Sheikh Fahad al-Thani, Murphy’s staunchest supporter since his apprentice days, seemed to sense it too, and leapt to his jockey’s defence on ITV Racing. “Nobody reads the tabloids,” the Sheikh told Ed Chamberlin, ITV’s main presenter. “That’s just tabloid rubbish.”
Unfortunately, neither statement is correct. The Daily Mail, the tabloid in question, shifts just under 1m copies every day, and Murphy confirmed to its reporter that their story was accurate. He had little more to say after finally getting his hands on the trophy, and waved away a question about whether he had any regrets about the events running up to Champions Day.
As Murphy himself is only too aware, the best way to avoid stories about drunken fights and failed breath tests in the last week of the championship race is to have a few quiet nights in. Easier said than done, of course, not least when your only rival for the title is gaining ground hand over fist, but still not the sort of thing that a hugely experienced 25-year-old professional jockey should really need to be told.
And the real shame of it all is that it removed at least some of the shine from the crowning moment of the best season of Murphy’s career to date. He was the leading rider at Royal Ascot for the first time in June, added three more Group One wins to his record and – perhaps most significantly from the average punter’s point of view – got the very best from dozens of horses from one week to the next, at tracks the length and breadth of Britain.

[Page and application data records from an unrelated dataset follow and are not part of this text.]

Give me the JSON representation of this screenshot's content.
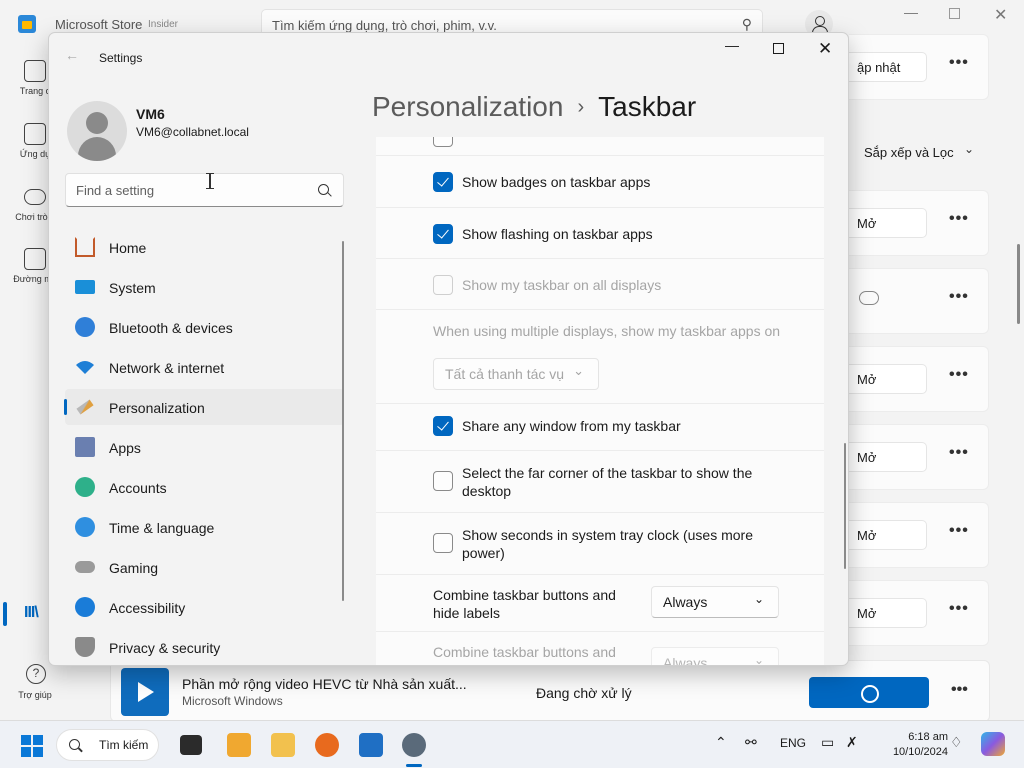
{
  "store": {
    "title": "Microsoft Store",
    "badge": "Insider",
    "search_placeholder": "Tìm kiếm ứng dụng, trò chơi, phim, v.v.",
    "nav": [
      {
        "label": "Trang c",
        "icon": "home-icon"
      },
      {
        "label": "Ứng dụ",
        "icon": "apps-icon"
      },
      {
        "label": "Chơi trò c",
        "icon": "gaming-icon"
      },
      {
        "label": "Đường mà",
        "icon": "movies-icon"
      }
    ],
    "help_label": "Trợ giúp",
    "update_label": "ập nhật",
    "sort_label": "Sắp xếp và Lọc",
    "open_label": "Mở",
    "more_label": "•••",
    "bottom_item": {
      "name": "Phần mở rộng video HEVC từ Nhà sản xuất...",
      "publisher": "Microsoft Windows",
      "status": "Đang chờ xử lý"
    }
  },
  "settings": {
    "window_title": "Settings",
    "user": {
      "name": "VM6",
      "email": "VM6@collabnet.local"
    },
    "search_placeholder": "Find a setting",
    "breadcrumb": {
      "parent": "Personalization",
      "separator": "›",
      "current": "Taskbar"
    },
    "nav": [
      {
        "label": "Home",
        "icon": "home-icon"
      },
      {
        "label": "System",
        "icon": "system-icon"
      },
      {
        "label": "Bluetooth & devices",
        "icon": "bluetooth-icon"
      },
      {
        "label": "Network & internet",
        "icon": "wifi-icon"
      },
      {
        "label": "Personalization",
        "icon": "brush-icon",
        "active": true
      },
      {
        "label": "Apps",
        "icon": "apps-icon"
      },
      {
        "label": "Accounts",
        "icon": "accounts-icon"
      },
      {
        "label": "Time & language",
        "icon": "globe-icon"
      },
      {
        "label": "Gaming",
        "icon": "controller-icon"
      },
      {
        "label": "Accessibility",
        "icon": "accessibility-icon"
      },
      {
        "label": "Privacy & security",
        "icon": "shield-icon"
      }
    ],
    "options": [
      {
        "label": "Show badges on taskbar apps",
        "checked": true,
        "enabled": true
      },
      {
        "label": "Show flashing on taskbar apps",
        "checked": true,
        "enabled": true
      },
      {
        "label": "Show my taskbar on all displays",
        "checked": false,
        "enabled": false
      },
      {
        "label": "When using multiple displays, show my taskbar apps on",
        "dropdown_value": "Tất cả thanh tác vụ",
        "enabled": false
      },
      {
        "label": "Share any window from my taskbar",
        "checked": true,
        "enabled": true
      },
      {
        "label": "Select the far corner of the taskbar to show the desktop",
        "checked": false,
        "enabled": true
      },
      {
        "label": "Show seconds in system tray clock (uses more power)",
        "checked": false,
        "enabled": true
      },
      {
        "label": "Combine taskbar buttons and hide labels",
        "dropdown_value": "Always",
        "enabled": true
      },
      {
        "label": "Combine taskbar buttons and",
        "dropdown_value": "Always",
        "enabled": false
      }
    ]
  },
  "taskbar": {
    "search_label": "Tìm kiếm",
    "tray_lang": "ENG",
    "time": "6:18 am",
    "date": "10/10/2024"
  }
}
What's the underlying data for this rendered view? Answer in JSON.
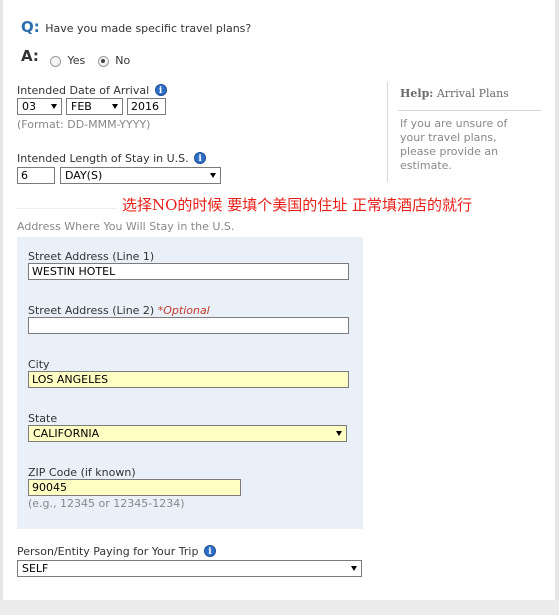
{
  "question": {
    "q_letter": "Q:",
    "text": "Have you made specific travel plans?",
    "a_letter": "A:",
    "options": [
      "Yes",
      "No"
    ],
    "selected": "No"
  },
  "arrival": {
    "label": "Intended Date of Arrival",
    "day": "03",
    "month": "FEB",
    "year": "2016",
    "format_hint": "(Format: DD-MMM-YYYY)"
  },
  "stay": {
    "label": "Intended Length of Stay in U.S.",
    "value": "6",
    "unit": "DAY(S)"
  },
  "help": {
    "title_bold": "Help:",
    "title_rest": " Arrival Plans",
    "text": "If you are unsure of your travel plans, please provide an estimate."
  },
  "annotation": "选择NO的时候  要填个美国的住址  正常填酒店的就行",
  "address": {
    "section_label": "Address Where You Will Stay in the U.S.",
    "street1_label": "Street Address (Line 1)",
    "street1_value": "WESTIN HOTEL",
    "street2_label": "Street Address (Line 2)",
    "street2_optional": "*Optional",
    "street2_value": "",
    "city_label": "City",
    "city_value": "LOS ANGELES",
    "state_label": "State",
    "state_value": "CALIFORNIA",
    "zip_label": "ZIP Code (if known)",
    "zip_value": "90045",
    "zip_hint": "(e.g., 12345 or 12345-1234)"
  },
  "payer": {
    "label": "Person/Entity Paying for Your Trip",
    "value": "SELF"
  },
  "icons": {
    "info": "info-icon",
    "info_glyph": "i"
  }
}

The question of who is the most effective jockey in the weighing room is inevitably subjective, but the evidence that Murphy makes more of a difference, and more frequently, than any current rider on the Flat in Britain is persuasive.
The company Racing Research, for instance, has crunched the numbers on how horses perform for different riders for many years and their “Riding Effect” figures for 2020 suggest that Murphy, who was top of the list, was nearly 2lb better than the average rider last season.
The figure for 2021 remains to be seen, but the sense that horses frequently improve on their previous form when Murphy climbs aboard is also backed up by figures from the six months of the championship campaign.
His strike-rate in handicaps when riding a horse for the first time, for instance, was 20%, and anyone backing all 223 qualifiers would have shown a level-stake loss at SP of just 5.6%. The market is likely to react to Murphy’s booking in the first place, but even then, you could almost back them blind (and at the Betfair SP, incidentally, you would be looking at a healthy profit).
Murphy is around evens to defend his title next season, which feels like a big price if he is of a mind to go all out for a fourth straight success. David Redvers, Sheikh Fahad’s racing and bloodstock advisor, spoke of the need for “lifestyle” changes, which might have an impact on Murphy’s workload if there is a feeling that another title run could be too pressurised.
He would be the first rider to win four in a row since Pat Eddery in 1991, however, which would be another significant step towards being ranked among the greatest of all time.
If it were to fail a breath test again, he would face a ban of up to 21 days, or a season-busting 90 days if he “blows over” before June 2022. The hope must be that he will refocus his mind on the professionalism that a champion’s status demands, because even Sheikh Fahad’s patience is likely to have its limits.